Again, language in a multilingual region is not the indicator of ethnicity and can’t be used to delineate groups along linguistic or ethnic lines. Many scholars speak of so called Turkified Iranians and Persified Turks, the evident example of the latter is the Persian speaking Hazara people in Afghanistan, who are believed to be Persified Mongols i.e. having somewhat Mongol physical features they speak Dari/Persian.
Since this section is about Uzbeks and Tajiks the reader might ask about the differences between them. Uzbeks are one of the most, to my opinion, Persified (at least linguistically, but also culturally) Turk people in the region, who preserved their language, but with an enormous influence of Persian language and settled down earlier than other nomads. As Sengupta writes about increasing influence of the Persian language on Central Asian Turkish languages: “Whereas Central Asian Karakhanid (11th century) contained 1.6 percent of Persian loanwords in its texts, early Chaghatay (14th century) contained 26 percent and classical Chaghatay (15th century) 50-60 percent” (Sengupta 2002: 91).
According to Bergne’s findings, Andreev (in ‘The Ethnography of Tajiks’ 1925) studied physical and linguistic differences of Tajiks in the mountain areas and in plains. He and several other Russian military officers noted that Tajiks in the mountains looked more ‘European’ than the ones “who had succeeded in keeping their position in the plains” (Bergne 2007: 11). Further Bergne adds that Lt. Colonel Snesyarref of the Russsian General Staff in his description of Eastern Bukhara (1906) describes Tajik plainsmen as being “mixed with Turkic stock”, the latter remained unexplained and undescribed by Bergne. When it comes to differences in the way of life, Bergne notes that Tajiks are “mainly settled and engaged in agriculture” whereas Uzbeks “were still at least semi-nomadic and engaged in stock-raising” (ibid.).
What is understood as the Uzbek nation nowadays was constructed by the Soviets, according to Sengupta. “The designation Uzbek, for instance, is being used in the Soviet sense to mean nation, whereas previously it had been used to mean a tribal classification of a dominant dynastic tribal tier, the Shybanids. Similarly, prior to 1924 there was no single Uzbek language that was prevalent in the region” (Sengupta 2002: 104). Just as we have seen with the term Tajik, the ‘so called’ Tajiks themselves had various other criteria as whom to consider Tajik, on the basis of religion, or origin (location-wise). This again shows how unclear the terms were at those years of delimitation and are indeed still.
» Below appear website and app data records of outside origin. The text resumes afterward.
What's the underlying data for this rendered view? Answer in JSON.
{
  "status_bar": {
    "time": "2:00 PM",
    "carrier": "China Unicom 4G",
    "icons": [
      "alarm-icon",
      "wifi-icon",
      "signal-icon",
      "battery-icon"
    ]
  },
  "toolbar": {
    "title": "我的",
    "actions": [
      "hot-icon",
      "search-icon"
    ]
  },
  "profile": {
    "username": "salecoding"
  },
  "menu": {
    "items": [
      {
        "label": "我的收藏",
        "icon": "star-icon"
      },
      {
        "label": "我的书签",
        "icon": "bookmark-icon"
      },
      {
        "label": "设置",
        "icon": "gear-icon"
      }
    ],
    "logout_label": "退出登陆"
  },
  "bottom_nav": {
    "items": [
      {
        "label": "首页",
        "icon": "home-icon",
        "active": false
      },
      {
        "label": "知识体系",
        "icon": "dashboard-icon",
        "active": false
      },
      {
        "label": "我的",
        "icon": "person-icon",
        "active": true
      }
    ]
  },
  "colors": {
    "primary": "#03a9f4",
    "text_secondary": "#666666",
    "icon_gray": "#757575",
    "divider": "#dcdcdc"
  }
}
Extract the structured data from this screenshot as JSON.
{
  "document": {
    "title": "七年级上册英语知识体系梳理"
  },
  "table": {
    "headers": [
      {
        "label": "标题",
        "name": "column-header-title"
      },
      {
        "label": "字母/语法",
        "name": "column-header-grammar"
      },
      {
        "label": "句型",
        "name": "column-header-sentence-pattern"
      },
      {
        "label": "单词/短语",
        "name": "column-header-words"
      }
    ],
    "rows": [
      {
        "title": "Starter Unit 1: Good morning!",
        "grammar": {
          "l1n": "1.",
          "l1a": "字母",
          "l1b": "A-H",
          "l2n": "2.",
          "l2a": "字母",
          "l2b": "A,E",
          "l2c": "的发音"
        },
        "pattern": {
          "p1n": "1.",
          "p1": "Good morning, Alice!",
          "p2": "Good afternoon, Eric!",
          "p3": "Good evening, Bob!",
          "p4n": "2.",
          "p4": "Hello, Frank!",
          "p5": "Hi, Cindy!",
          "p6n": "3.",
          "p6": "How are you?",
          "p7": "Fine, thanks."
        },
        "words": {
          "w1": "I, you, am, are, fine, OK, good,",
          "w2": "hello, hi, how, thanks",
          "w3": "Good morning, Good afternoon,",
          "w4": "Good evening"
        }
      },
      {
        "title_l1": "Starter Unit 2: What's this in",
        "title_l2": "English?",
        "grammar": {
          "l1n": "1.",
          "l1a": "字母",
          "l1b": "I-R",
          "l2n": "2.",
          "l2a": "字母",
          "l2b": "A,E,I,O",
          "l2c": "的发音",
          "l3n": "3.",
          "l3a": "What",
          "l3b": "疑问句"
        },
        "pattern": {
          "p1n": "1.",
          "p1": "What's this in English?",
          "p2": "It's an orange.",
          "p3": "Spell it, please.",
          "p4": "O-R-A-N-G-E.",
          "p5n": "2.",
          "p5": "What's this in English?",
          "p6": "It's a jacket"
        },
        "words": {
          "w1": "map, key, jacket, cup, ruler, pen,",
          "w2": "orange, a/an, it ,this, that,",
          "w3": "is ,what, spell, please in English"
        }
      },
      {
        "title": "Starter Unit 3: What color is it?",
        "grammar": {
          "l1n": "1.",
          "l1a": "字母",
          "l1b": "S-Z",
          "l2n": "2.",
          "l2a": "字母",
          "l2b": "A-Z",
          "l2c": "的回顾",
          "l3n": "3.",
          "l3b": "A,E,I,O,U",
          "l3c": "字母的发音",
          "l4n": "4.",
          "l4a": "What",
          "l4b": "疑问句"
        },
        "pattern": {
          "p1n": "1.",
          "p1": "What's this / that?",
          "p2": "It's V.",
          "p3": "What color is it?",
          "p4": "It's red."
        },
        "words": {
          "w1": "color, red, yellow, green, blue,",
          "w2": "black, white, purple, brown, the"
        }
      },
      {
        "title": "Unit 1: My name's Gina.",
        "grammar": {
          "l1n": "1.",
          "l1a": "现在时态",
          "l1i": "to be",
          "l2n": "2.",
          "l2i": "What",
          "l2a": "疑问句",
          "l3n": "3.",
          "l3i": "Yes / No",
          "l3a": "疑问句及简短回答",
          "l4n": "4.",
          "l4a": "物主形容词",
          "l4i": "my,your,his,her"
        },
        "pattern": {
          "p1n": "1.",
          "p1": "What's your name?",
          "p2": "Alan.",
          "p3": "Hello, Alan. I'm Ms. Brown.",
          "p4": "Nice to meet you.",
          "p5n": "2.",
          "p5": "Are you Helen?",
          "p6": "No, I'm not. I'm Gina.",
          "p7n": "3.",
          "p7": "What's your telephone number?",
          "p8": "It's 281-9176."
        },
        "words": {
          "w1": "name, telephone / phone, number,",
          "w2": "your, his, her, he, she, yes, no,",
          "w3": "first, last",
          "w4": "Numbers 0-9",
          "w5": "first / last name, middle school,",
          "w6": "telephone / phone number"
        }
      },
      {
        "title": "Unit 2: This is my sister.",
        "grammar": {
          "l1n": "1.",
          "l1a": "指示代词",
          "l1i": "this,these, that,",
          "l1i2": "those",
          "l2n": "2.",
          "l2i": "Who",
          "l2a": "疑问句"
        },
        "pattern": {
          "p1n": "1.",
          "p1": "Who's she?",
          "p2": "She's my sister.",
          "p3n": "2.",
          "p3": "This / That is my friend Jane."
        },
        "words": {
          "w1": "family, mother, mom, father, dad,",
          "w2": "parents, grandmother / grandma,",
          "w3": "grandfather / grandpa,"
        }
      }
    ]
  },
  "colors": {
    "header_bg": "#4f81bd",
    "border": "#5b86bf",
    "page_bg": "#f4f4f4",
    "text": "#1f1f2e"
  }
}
But still is language a determinant of ethnic affinity?
 One of the examples of Persianisation of Uzbeks is elopement or bride-kidnapping which was popular among nomad Kyrgyz, Kazakh and Turkmen, and also among Tajik-speaking Roma of Central Asia. Kyrgyz and Kazakh believe it to be their cultural heritage and tradition, whereas among the sedentary population elopement is regarded as the worst offence and socially unacceptable. This attitude to elopement is largely shared by settled urban Uzbeks too. This assumption of mine doesn’t have any scientific proof whatsoever, but obviously this custom could be an interesting subject for future research.
 Chaghatay is one of the Turkic languages, claimed by Uzbeks to be ‘early Uzbek’. Sengupta reveals that “historically Turki was not a single language but a combination of dialects” (ibid. 90). Some pan-Turkist leaders, such as Gaspirali, strived to create one common Turki language, which could serve as a lingua franca among Turkic Moslems of the Russian Empire, but apparently he failed (cf. Sengupta 2002: ibid.).